For instance, novel monophosphorous ligands that are chiral at the phosphorus atom were employed for the palladium-catalyzed asymmetric Suzuki-Miyaura coupling of aryl boronic acids with aryl halides in the presence of tripotassium phosphate to afford functionalized chiral biaryls compounds under mild conditions and up to 96% enantiomeric excess (5). These reactions were applied to the asymmetric synthesis of an atropisomeric HIV integrase inhibitor on large scales (6). Similar asymmetric coupling reactions were used to achieve the first total syntheses of biaryl natural products korupensamine A and B (7).



A dual-catalyst approach

Silicon-based cross-coupling reactions have recently been shown to have potential advantages over existing cross-coupling chemistry, particularly with respect to alkyl-aryl and alkyl-alkenyl (sp3-sp2) cross-couplings, according to Gerald L. Larson, a senior research fellow at Gelest.

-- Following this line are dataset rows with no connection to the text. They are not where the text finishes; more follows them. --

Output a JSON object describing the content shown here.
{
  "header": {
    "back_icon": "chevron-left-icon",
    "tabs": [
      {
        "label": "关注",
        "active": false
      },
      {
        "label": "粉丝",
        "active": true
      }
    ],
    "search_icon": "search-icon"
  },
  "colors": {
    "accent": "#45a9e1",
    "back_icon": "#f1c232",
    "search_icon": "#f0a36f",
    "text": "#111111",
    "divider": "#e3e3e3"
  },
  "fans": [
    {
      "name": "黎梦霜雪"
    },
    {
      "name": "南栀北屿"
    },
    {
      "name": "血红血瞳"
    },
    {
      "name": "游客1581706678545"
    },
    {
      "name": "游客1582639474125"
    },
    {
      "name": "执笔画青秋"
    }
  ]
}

Because the energy barrier for these couplings is high, reactions with transition-metal catalysts must be run under extreme conditions or using highly reactive substrates, which prevents the incorporation of many functional groups.

The newer silicon-based reactions involve both photoredox and cross-coupling catalysts to facilitate cross-coupling reactions of a variety of substrates, such as trifluoroborates and carboxylic acids. Unlike traditional cross-coupling reactions mediated by palladium, these dual-catalyst reactions proceed via radical mechanisms. As a result, they are not plagued by the high-energy barriers that exist for conventional cross-coupling reactions.

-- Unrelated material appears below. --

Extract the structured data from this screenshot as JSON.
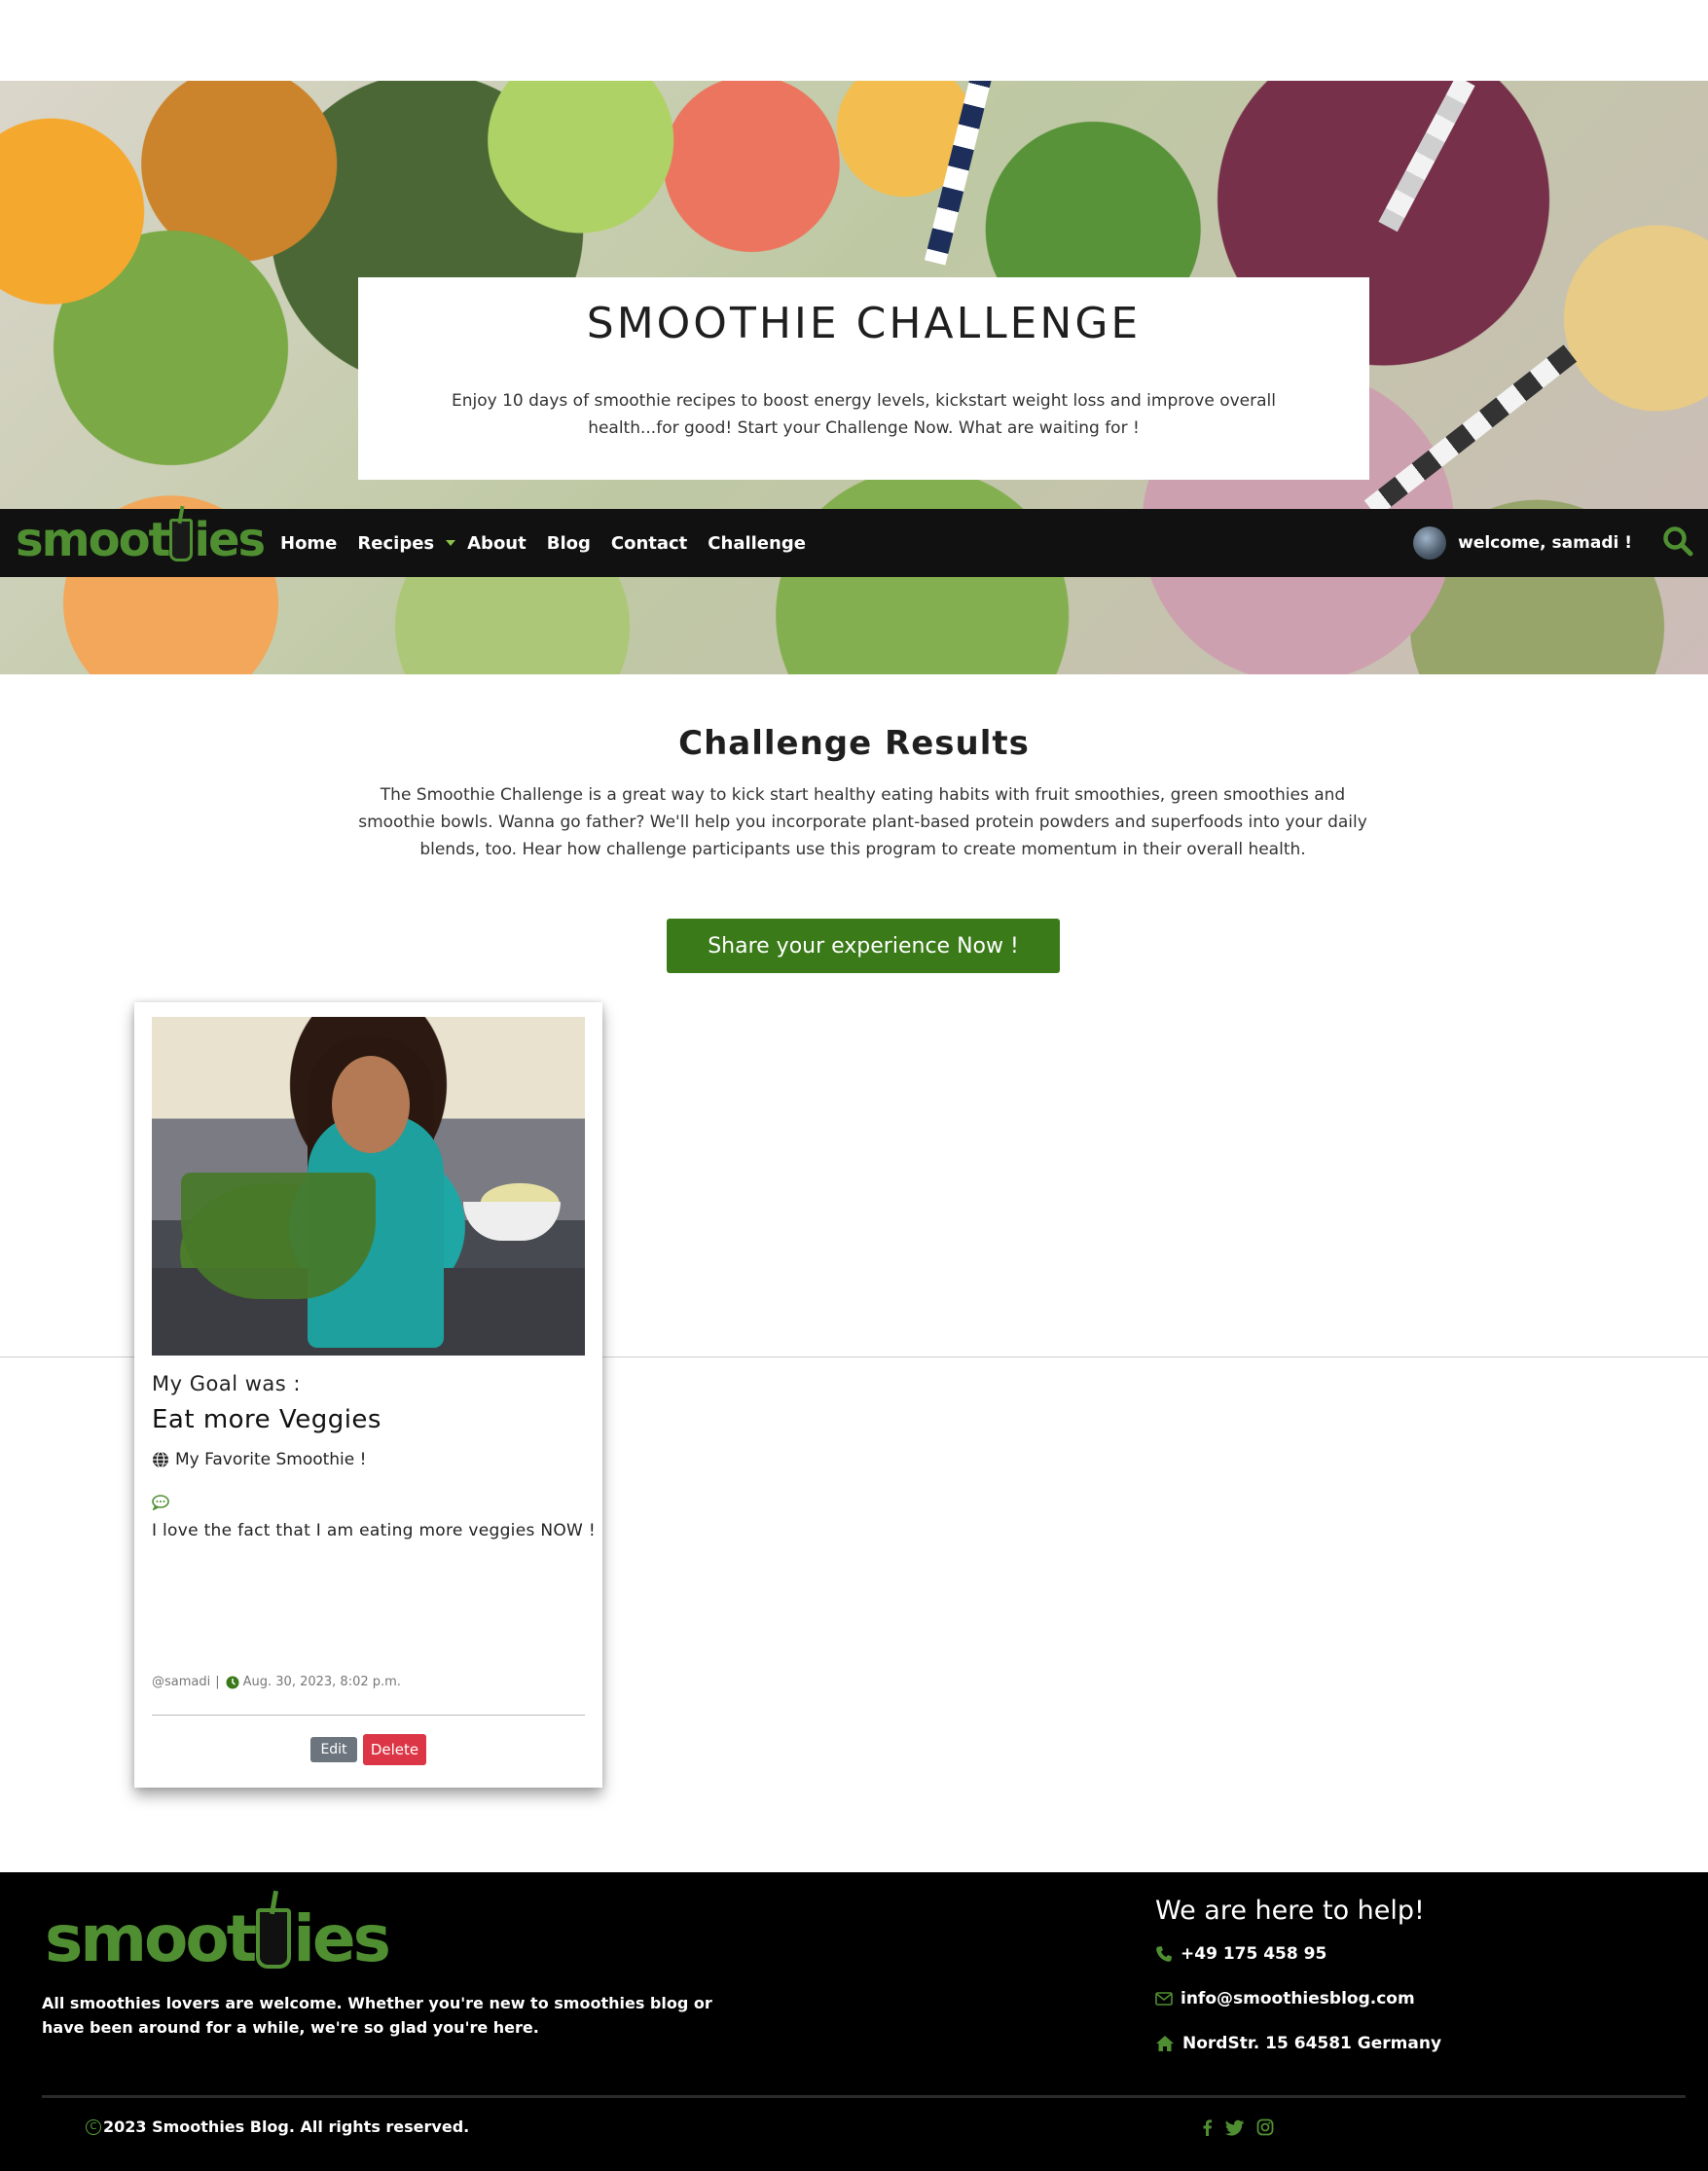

Gary A. Molander and his research group at the University of Pennsylvania have been very active in this area (8). Organosilicates such as alkylbis(catecholato)silicates serve as excellent radical precursors for nickel/photoredox dual catalysis. The organosilicates undergo single-electron oxidative fragmentation upon exposure to visible light in the presence of a ruthenium catalyst. The generated radicals then participate in single-electron transmetallation mediated by more environmentally friendly and less expensive nickel complexes.

One benefit of this approach, according to Larson, is the greater stability of the nucleophilic partners used in the cross-coupling reactions. In addition, the organosilicates are easily prepared from readily available precursors. “The ability to cross couple alkyl and, particularly primary alkyl groups in sp3-sp2 cross-coupling protocols, as well as the ability to cross couple nucleophilic substrates containing unprotected amino groups are key advantages,” he adds. The use of nickel rather than palladium also reduces the overall cost and eliminates the need to remove the metal from the final reaction mixture, according to Larson. “As importantly,” he observes, “there is no need to synthesize boronic acids, silanols, trifluoroborates, or zinc reagents, and both preparation of the silicate reagents and the cross-coupling reactions are fully scalable.”


1. K.R. Fandrick et al., J. Org. Chem. 80 (3) 1651-1660 (2015).
2. Y. Zhang et al. Org. Lett. 16 (17) 4558-4561 (2014).
3. Y. Zhang et al. J. Org. Chem. 81 (6) 2665-2669 (2016).
4. F. G. Buono et al., Eur. J. Org. Chem. 2016 (15) 2599-2602 (2016).
5. W. Tang et al., Org. Lett. 14 (9) 2258 (2010).
6. K. R. Fandrick et al., Angew. Chem., Int. Ed. 54 (24) 7144 (2015).
7. G. Xu et al., J. Am. Chem. Soc. 136 (2) 570-573 (2014).
8. J.C. Tellis et al., Acc. Chem. Res. 49 (10) 1429-1439 (2016). 


Article Details

Pharmaceutical Technology
Vol. 40, No. 12
Pages: 30–33


When referring to this article, please cite it as C. Challener, “New Horizons for Cross-Coupling Reactions," Pharmaceutical Technology 40 (12) 2016.